■ **WORK REQUIRED**
Pictures excluded, copy every record that follows exactly as it appears.

■ **INPUT DATA**
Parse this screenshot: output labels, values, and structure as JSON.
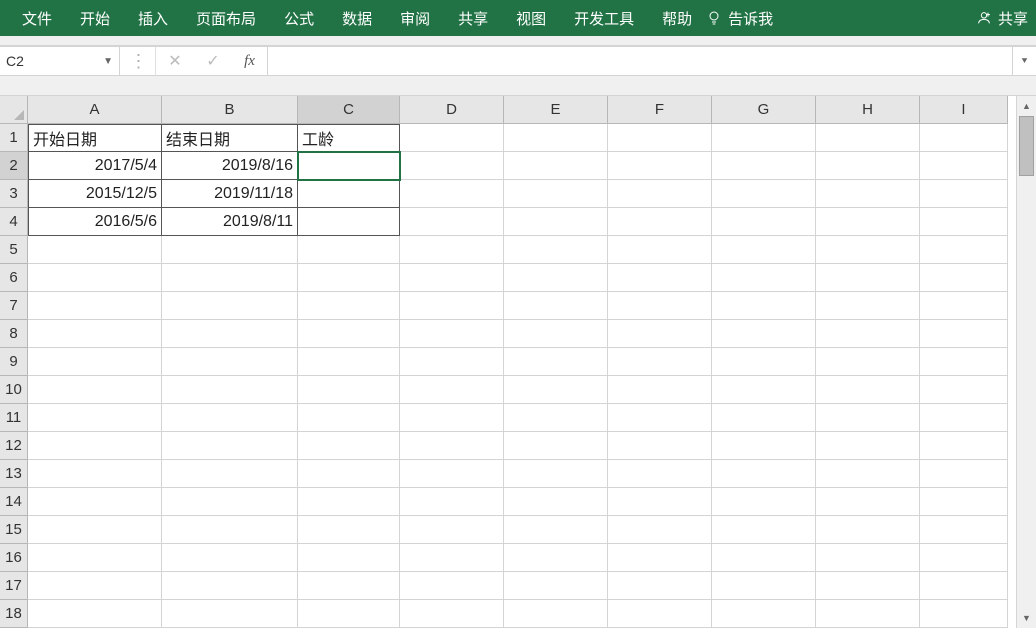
{
  "ribbon": {
    "tabs": [
      "文件",
      "开始",
      "插入",
      "页面布局",
      "公式",
      "数据",
      "审阅",
      "共享",
      "视图",
      "开发工具",
      "帮助"
    ],
    "tell_me": "告诉我",
    "share": "共享"
  },
  "formula_bar": {
    "name_box": "C2",
    "formula": ""
  },
  "columns": [
    "A",
    "B",
    "C",
    "D",
    "E",
    "F",
    "G",
    "H",
    "I"
  ],
  "rows": [
    1,
    2,
    3,
    4,
    5,
    6,
    7,
    8,
    9,
    10,
    11,
    12,
    13,
    14,
    15,
    16,
    17,
    18
  ],
  "active_cell": {
    "row": 2,
    "col": "C"
  },
  "data": {
    "A1": "开始日期",
    "B1": "结束日期",
    "C1": "工龄",
    "A2": "2017/5/4",
    "B2": "2019/8/16",
    "A3": "2015/12/5",
    "B3": "2019/11/18",
    "A4": "2016/5/6",
    "B4": "2019/8/11"
  },
  "colors": {
    "ribbon_bg": "#217346",
    "selection": "#217346"
  }
}
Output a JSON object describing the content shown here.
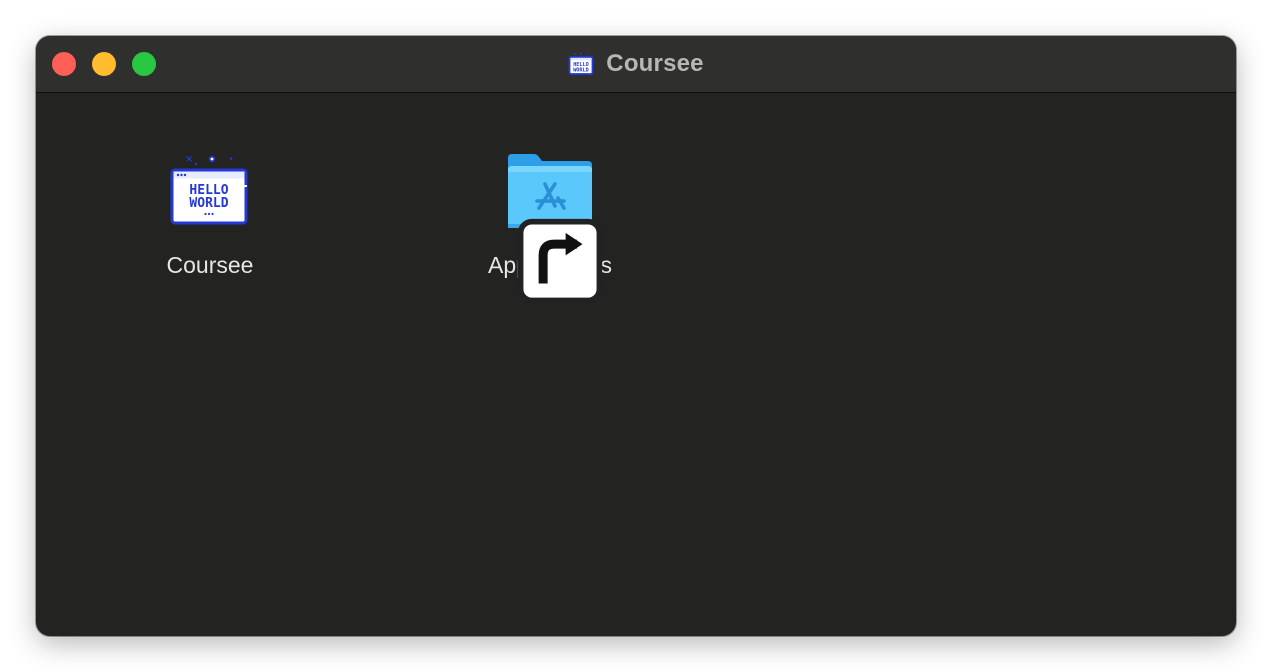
{
  "window": {
    "title": "Coursee",
    "title_icon": "hello-world-app-icon",
    "buttons": {
      "close_color": "#ff5f57",
      "minimize_color": "#febc2e",
      "maximize_color": "#28c840"
    }
  },
  "items": [
    {
      "label": "Coursee",
      "icon": "hello-world-app-icon",
      "icon_text_line1": "HELLO",
      "icon_text_line2": "WORLD"
    },
    {
      "label": "Applications",
      "icon": "applications-folder-alias-icon"
    }
  ],
  "colors": {
    "window_bg": "#232322",
    "titlebar_bg": "#2f2f2e",
    "title_text": "#b7b7b6",
    "label_text": "#e6e6e5",
    "app_icon_blue": "#2338d6",
    "folder_blue": "#5ac8fa"
  }
}
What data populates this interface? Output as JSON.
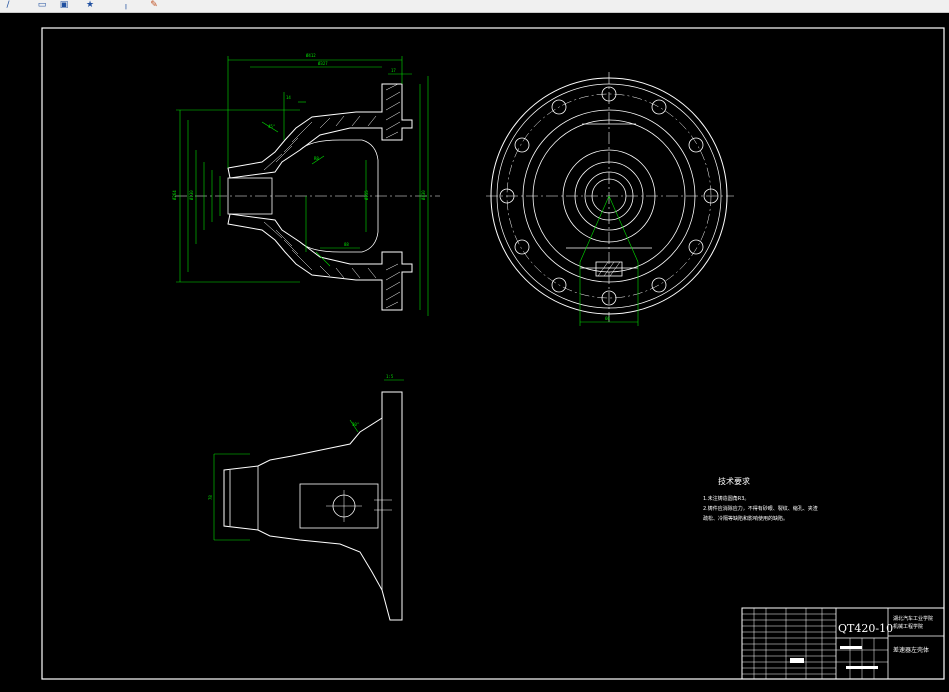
{
  "toolbar": {
    "buttons": [
      {
        "name": "pen-icon",
        "glyph": "/"
      },
      {
        "name": "rectangle-icon",
        "glyph": "▭"
      },
      {
        "name": "save-icon",
        "glyph": "▣"
      },
      {
        "name": "star-icon",
        "glyph": "★"
      },
      {
        "name": "line-icon",
        "glyph": "╷"
      },
      {
        "name": "paint-icon",
        "glyph": "✎"
      }
    ]
  },
  "drawing": {
    "background": "#000000",
    "line_color": "#ffffff",
    "dimension_color": "#00e000",
    "tech_requirements": {
      "title": "技术要求",
      "lines": [
        "1.未注铸造圆角R3。",
        "2.铸件应消除应力，不得有砂眼、裂纹、缩孔、夹渣",
        "  疏松、冷隔等缺陷和影响使用的缺陷。"
      ]
    },
    "title_block": {
      "drawing_number": "QT420-10",
      "school": "湖北汽车工业学院",
      "department": "机械工程学院",
      "part_name": "差速器左壳体"
    }
  }
}
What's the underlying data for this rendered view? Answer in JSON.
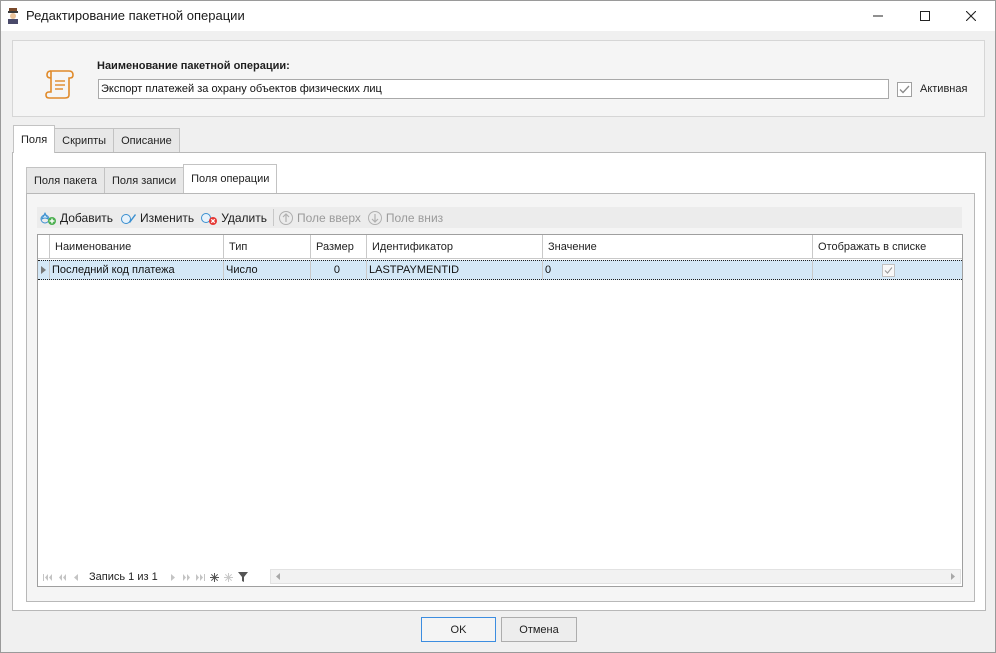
{
  "window": {
    "title": "Редактирование пакетной операции",
    "icon": "app-icon",
    "controls": [
      "minimize-icon",
      "maximize-icon",
      "close-icon"
    ]
  },
  "header": {
    "name_label": "Наименование пакетной операции:",
    "name_value": "Экспорт платежей за охрану объектов физических лиц",
    "active_label": "Активная",
    "active_checked": true,
    "icon": "scroll-icon",
    "accent_color": "#e08a2a"
  },
  "outer_tabs": [
    {
      "label": "Поля",
      "active": true
    },
    {
      "label": "Скрипты",
      "active": false
    },
    {
      "label": "Описание",
      "active": false
    }
  ],
  "inner_tabs": [
    {
      "label": "Поля пакета",
      "active": false
    },
    {
      "label": "Поля записи",
      "active": false
    },
    {
      "label": "Поля операции",
      "active": true
    }
  ],
  "toolbar": {
    "add": "Добавить",
    "edit": "Изменить",
    "delete": "Удалить",
    "move_up": "Поле вверх",
    "move_down": "Поле вниз"
  },
  "grid": {
    "columns": [
      "Наименование",
      "Тип",
      "Размер",
      "Идентификатор",
      "Значение",
      "Отображать в списке"
    ],
    "rows": [
      {
        "name": "Последний код платежа",
        "type": "Число",
        "size": "0",
        "identifier": "LASTPAYMENTID",
        "value": "0",
        "show_in_list": true
      }
    ],
    "selected_row_color": "#d4e8f7"
  },
  "navigator": {
    "record_text": "Запись 1 из 1"
  },
  "buttons": {
    "ok": "OK",
    "cancel": "Отмена"
  }
}
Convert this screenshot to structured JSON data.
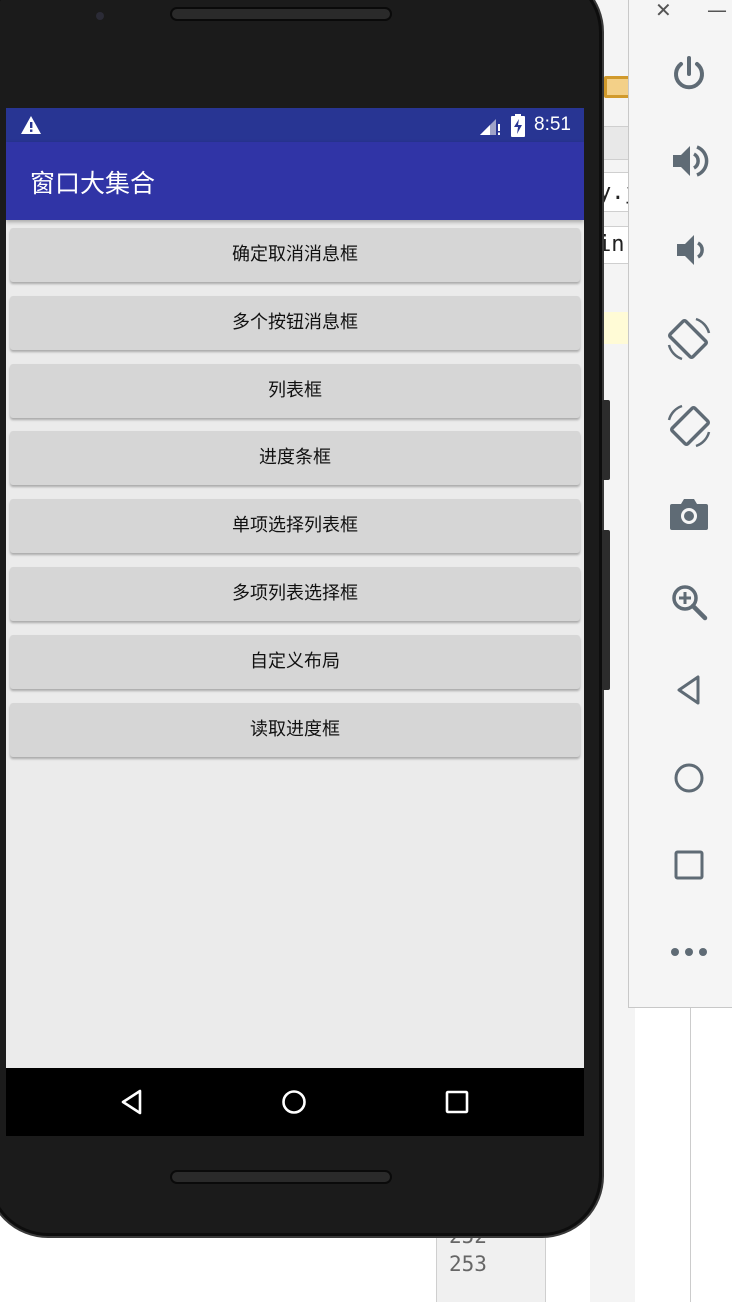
{
  "status_bar": {
    "time": "8:51"
  },
  "app_bar": {
    "title": "窗口大集合"
  },
  "buttons": [
    {
      "label": "确定取消消息框"
    },
    {
      "label": "多个按钮消息框"
    },
    {
      "label": "列表框"
    },
    {
      "label": "进度条框"
    },
    {
      "label": "单项选择列表框"
    },
    {
      "label": "多项列表选择框"
    },
    {
      "label": "自定义布局"
    },
    {
      "label": "读取进度框"
    }
  ],
  "navigation_bar": {
    "icons": [
      "back-icon",
      "home-icon",
      "recents-icon"
    ]
  },
  "emulator_toolbar": {
    "window_controls": [
      "close-icon",
      "minimize-icon"
    ],
    "icons": [
      "power-icon",
      "volume-up-icon",
      "volume-down-icon",
      "rotate-left-icon",
      "rotate-right-icon",
      "camera-icon",
      "zoom-icon",
      "back-icon",
      "home-icon",
      "overview-icon",
      "more-icon"
    ]
  },
  "background": {
    "ide_fragments": [
      "y.j",
      "in"
    ],
    "line_numbers": [
      "252",
      "253"
    ]
  },
  "colors": {
    "status_bar": "#283593",
    "app_bar": "#3034a6",
    "screen_bg": "#ebebeb",
    "button_bg": "#d6d6d6",
    "toolbar_icon": "#5f6b75"
  }
}
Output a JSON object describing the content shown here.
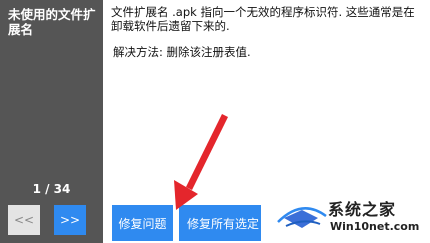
{
  "sidebar": {
    "title": "未使用的文件扩展名",
    "page_count": "1 / 34",
    "prev_label": "<<",
    "next_label": ">>"
  },
  "content": {
    "description": "文件扩展名 .apk 指向一个无效的程序标识符. 这些通常是在卸载软件后遗留下来的.",
    "fix_method": "解决方法: 删除该注册表值."
  },
  "actions": {
    "fix_label": "修复问题",
    "fix_all_label": "修复所有选定"
  },
  "watermark": {
    "title": "系统之家",
    "url": "Win10net.com"
  },
  "colors": {
    "accent": "#2f8af0",
    "sidebar": "#555555",
    "arrow": "#e4262c"
  }
}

■ **OUTPUT BELOW**
Parse this screenshot: output labels, values, and structure as JSON.
{
  "ribbon": {
    "tabs": [
      "文件",
      "开始",
      "插入",
      "页面布局",
      "公式",
      "数据",
      "审阅",
      "共享",
      "视图",
      "开发工具",
      "帮助"
    ],
    "tell_me": "告诉我",
    "share": "共享"
  },
  "formula_bar": {
    "name_box": "C2",
    "formula": ""
  },
  "columns": [
    "A",
    "B",
    "C",
    "D",
    "E",
    "F",
    "G",
    "H",
    "I"
  ],
  "rows": [
    1,
    2,
    3,
    4,
    5,
    6,
    7,
    8,
    9,
    10,
    11,
    12,
    13,
    14,
    15,
    16,
    17,
    18
  ],
  "active_cell": {
    "row": 2,
    "col": "C"
  },
  "data": {
    "A1": "开始日期",
    "B1": "结束日期",
    "C1": "工龄",
    "A2": "2017/5/4",
    "B2": "2019/8/16",
    "A3": "2015/12/5",
    "B3": "2019/11/18",
    "A4": "2016/5/6",
    "B4": "2019/8/11"
  },
  "colors": {
    "ribbon_bg": "#217346",
    "selection": "#217346"
  }
}
Output a JSON object describing the content shown here.
{
  "window": {
    "title": "Coursee",
    "title_icon": "hello-world-app-icon",
    "buttons": {
      "close_color": "#ff5f57",
      "minimize_color": "#febc2e",
      "maximize_color": "#28c840"
    }
  },
  "items": [
    {
      "label": "Coursee",
      "icon": "hello-world-app-icon",
      "icon_text_line1": "HELLO",
      "icon_text_line2": "WORLD"
    },
    {
      "label": "Applications",
      "icon": "applications-folder-alias-icon"
    }
  ],
  "colors": {
    "window_bg": "#232322",
    "titlebar_bg": "#2f2f2e",
    "title_text": "#b7b7b6",
    "label_text": "#e6e6e5",
    "app_icon_blue": "#2338d6",
    "folder_blue": "#5ac8fa"
  }
}
What data populates this interface? Output as JSON.
{
  "toolbar": {
    "buttons": [
      {
        "name": "pen-icon",
        "glyph": "/"
      },
      {
        "name": "rectangle-icon",
        "glyph": "▭"
      },
      {
        "name": "save-icon",
        "glyph": "▣"
      },
      {
        "name": "star-icon",
        "glyph": "★"
      },
      {
        "name": "line-icon",
        "glyph": "╷"
      },
      {
        "name": "paint-icon",
        "glyph": "✎"
      }
    ]
  },
  "drawing": {
    "background": "#000000",
    "line_color": "#ffffff",
    "dimension_color": "#00e000",
    "tech_requirements": {
      "title": "技术要求",
      "lines": [
        "1.未注铸造圆角R3。",
        "2.铸件应消除应力，不得有砂眼、裂纹、缩孔、夹渣",
        "  疏松、冷隔等缺陷和影响使用的缺陷。"
      ]
    },
    "title_block": {
      "drawing_number": "QT420-10",
      "school": "湖北汽车工业学院",
      "department": "机械工程学院",
      "part_name": "差速器左壳体"
    }
  }
}
What's the underlying data for this rendered view? Answer in JSON.
{
  "window": {
    "title": "Редактирование пакетной операции",
    "icon": "app-icon",
    "controls": [
      "minimize-icon",
      "maximize-icon",
      "close-icon"
    ]
  },
  "header": {
    "name_label": "Наименование пакетной операции:",
    "name_value": "Экспорт платежей за охрану объектов физических лиц",
    "active_label": "Активная",
    "active_checked": true,
    "icon": "scroll-icon",
    "accent_color": "#e08a2a"
  },
  "outer_tabs": [
    {
      "label": "Поля",
      "active": true
    },
    {
      "label": "Скрипты",
      "active": false
    },
    {
      "label": "Описание",
      "active": false
    }
  ],
  "inner_tabs": [
    {
      "label": "Поля пакета",
      "active": false
    },
    {
      "label": "Поля записи",
      "active": false
    },
    {
      "label": "Поля операции",
      "active": true
    }
  ],
  "toolbar": {
    "add": "Добавить",
    "edit": "Изменить",
    "delete": "Удалить",
    "move_up": "Поле вверх",
    "move_down": "Поле вниз"
  },
  "grid": {
    "columns": [
      "Наименование",
      "Тип",
      "Размер",
      "Идентификатор",
      "Значение",
      "Отображать в списке"
    ],
    "rows": [
      {
        "name": "Последний код платежа",
        "type": "Число",
        "size": "0",
        "identifier": "LASTPAYMENTID",
        "value": "0",
        "show_in_list": true
      }
    ],
    "selected_row_color": "#d4e8f7"
  },
  "navigator": {
    "record_text": "Запись 1 из 1"
  },
  "buttons": {
    "ok": "OK",
    "cancel": "Отмена"
  }
}
Convert this screenshot to structured JSON data.
{
  "status_bar": {
    "time": "8:51"
  },
  "app_bar": {
    "title": "窗口大集合"
  },
  "buttons": [
    {
      "label": "确定取消消息框"
    },
    {
      "label": "多个按钮消息框"
    },
    {
      "label": "列表框"
    },
    {
      "label": "进度条框"
    },
    {
      "label": "单项选择列表框"
    },
    {
      "label": "多项列表选择框"
    },
    {
      "label": "自定义布局"
    },
    {
      "label": "读取进度框"
    }
  ],
  "navigation_bar": {
    "icons": [
      "back-icon",
      "home-icon",
      "recents-icon"
    ]
  },
  "emulator_toolbar": {
    "window_controls": [
      "close-icon",
      "minimize-icon"
    ],
    "icons": [
      "power-icon",
      "volume-up-icon",
      "volume-down-icon",
      "rotate-left-icon",
      "rotate-right-icon",
      "camera-icon",
      "zoom-icon",
      "back-icon",
      "home-icon",
      "overview-icon",
      "more-icon"
    ]
  },
  "background": {
    "ide_fragments": [
      "y.j",
      "in"
    ],
    "line_numbers": [
      "252",
      "253"
    ]
  },
  "colors": {
    "status_bar": "#283593",
    "app_bar": "#3034a6",
    "screen_bg": "#ebebeb",
    "button_bg": "#d6d6d6",
    "toolbar_icon": "#5f6b75"
  }
}
Output a JSON object describing the content shown here.
{
  "sidebar": {
    "title": "未使用的文件扩展名",
    "page_count": "1 / 34",
    "prev_label": "<<",
    "next_label": ">>"
  },
  "content": {
    "description": "文件扩展名 .apk 指向一个无效的程序标识符. 这些通常是在卸载软件后遗留下来的.",
    "fix_method": "解决方法: 删除该注册表值."
  },
  "actions": {
    "fix_label": "修复问题",
    "fix_all_label": "修复所有选定"
  },
  "watermark": {
    "title": "系统之家",
    "url": "Win10net.com"
  },
  "colors": {
    "accent": "#2f8af0",
    "sidebar": "#555555",
    "arrow": "#e4262c"
  }
}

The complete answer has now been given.